That there’s only one episode left after this underscores the need to get things going, but 9/10ths of this episode goes at a very leisurely pace, replete with scenes of Nanami practicing the Kagura dance – which is fun, but repetitive. This lollygagging is to the detriment of creating a plausible scenario in which Nanami would truly say “I can’t take this anymore” and flee. The episode does not  fully succeed in doing so. One could say Tomoe’s “you need not come” remark was the straw that broke the earth deity’s back, but we’re talking Nanami, who has not only gone through quite a bit of hopeless situations, but also has nowhere else to go (besides Kurama’s again). Nanami’s rather rushed retreat aside, the series has more than earned our confidence it will recover with a strong finale.


Rating: 7 (Very Good)

Chuunibyou demo Koi ga Shitai! – 12 (Fin)

Yuuta is distraught  as he’s heard no word from Rikka since she left with her mother. Dekomori has reverted to a normal eighth grader, while Kumin appears to have “inherited” Rikka’s Wicked Eye. When Yuuta’s sister tells him the movers came for the rest of Rikka’s stuff, he races to her house by bike, heeding a letter he wrote to himself two years ago as Dark Flame Master, imploring him to remember he is “special”. He learns that his past exploits triggered Rikka’s Chuunibyou, which she used as a coping device. He “rescues” her from her mundane existence at her grandfather’s house, flees the police with the help of their friends, and shows Rikka the “Ethereal Horizon” so she can say goodbye to her father.

Well now…we’re quite happy with this, the first ending of the fall.

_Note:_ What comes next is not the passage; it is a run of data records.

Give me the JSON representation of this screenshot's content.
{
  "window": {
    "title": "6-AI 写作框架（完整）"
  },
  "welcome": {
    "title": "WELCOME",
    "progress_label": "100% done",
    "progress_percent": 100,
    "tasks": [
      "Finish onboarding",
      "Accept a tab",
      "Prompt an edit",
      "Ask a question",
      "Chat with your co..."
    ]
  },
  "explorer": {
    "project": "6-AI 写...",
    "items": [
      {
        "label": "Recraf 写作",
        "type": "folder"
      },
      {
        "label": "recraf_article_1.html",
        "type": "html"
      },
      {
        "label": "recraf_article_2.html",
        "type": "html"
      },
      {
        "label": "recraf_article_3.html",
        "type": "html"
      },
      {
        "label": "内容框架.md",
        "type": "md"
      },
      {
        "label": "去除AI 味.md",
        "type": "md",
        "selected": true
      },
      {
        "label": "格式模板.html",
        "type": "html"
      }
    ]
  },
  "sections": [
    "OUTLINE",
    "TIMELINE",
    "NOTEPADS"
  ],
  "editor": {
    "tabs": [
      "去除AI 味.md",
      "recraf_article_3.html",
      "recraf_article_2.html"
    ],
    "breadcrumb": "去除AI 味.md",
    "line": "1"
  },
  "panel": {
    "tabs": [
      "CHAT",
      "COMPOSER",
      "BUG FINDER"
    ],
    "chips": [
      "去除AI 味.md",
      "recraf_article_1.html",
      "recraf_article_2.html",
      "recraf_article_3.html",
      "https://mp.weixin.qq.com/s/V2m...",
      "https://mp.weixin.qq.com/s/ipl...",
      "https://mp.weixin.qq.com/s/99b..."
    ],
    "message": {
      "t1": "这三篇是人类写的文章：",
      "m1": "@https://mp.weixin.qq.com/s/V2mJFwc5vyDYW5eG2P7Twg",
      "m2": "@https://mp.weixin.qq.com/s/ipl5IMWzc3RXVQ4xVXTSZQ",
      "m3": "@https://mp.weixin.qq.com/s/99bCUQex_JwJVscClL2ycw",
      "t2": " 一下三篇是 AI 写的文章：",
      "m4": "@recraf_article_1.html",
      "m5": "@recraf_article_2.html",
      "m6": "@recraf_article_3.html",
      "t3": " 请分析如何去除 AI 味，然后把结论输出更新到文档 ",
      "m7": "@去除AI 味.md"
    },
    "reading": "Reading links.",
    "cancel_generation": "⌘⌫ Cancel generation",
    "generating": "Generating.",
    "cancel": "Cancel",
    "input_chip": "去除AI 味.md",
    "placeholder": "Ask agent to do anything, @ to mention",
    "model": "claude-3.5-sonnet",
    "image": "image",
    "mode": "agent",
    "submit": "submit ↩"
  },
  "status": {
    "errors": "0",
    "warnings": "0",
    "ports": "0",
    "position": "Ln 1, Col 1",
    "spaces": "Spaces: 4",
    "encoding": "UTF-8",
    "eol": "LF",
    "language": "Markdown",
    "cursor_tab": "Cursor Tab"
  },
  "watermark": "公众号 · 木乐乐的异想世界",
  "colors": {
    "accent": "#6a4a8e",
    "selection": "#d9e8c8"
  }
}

It was a good ending, with the message that we all have our little “syndromes” at varying times in our lives to deal with whatever life throws at us. Rikka and Yuuta are no different from anyone else in this regard, except that Yuuta’s Chuunibyou led Rikka to explore her own imagination, and find solace there from the harshness of reality. In flashbacks we see that she was essentially numbed by her father’s death, as she always held out hope he would recover and had no indication he wouldn’t. The world of fantasy she enters doesn’t hamper her growth. It makes it bearable. Yuuta finally makes the right choice, deciding to listen to his past self and heroically races to save Rikka from the prison of normalcy he himself helped build around her.

Ironically, in order to face reality, Rikka had to return to fantasy, and Yuuta helped guide her there, just as he inadvertently guided her into the world of Chuunibyou years before. Certainly, fantasy mustn’t occupy every waking moment of one’s life, but nor can it be totally repressed, going against one’s instincts. Ever since Rikka removed her eye patch, both she and Yuuta both felt something wasn’t right, because something wasn’t. We can never totally reject the extraordinary from our lives, because the fact of the matter is, when you take a moment to look at it, every aspect of life is extraordinary. So, we bid adieu to Yuuta, Rikka, Sanae, Kumin, and Shinka, all of them having realized that in their lives a personal balance must be struck between the ordinary and the fantastical.


Rating: 9 (Superior)

UPDATE: Looks like there will be a second season of Chu2Koi. We look forward to it, and hope it further fleshes out a Yuuta/Rikka relationship.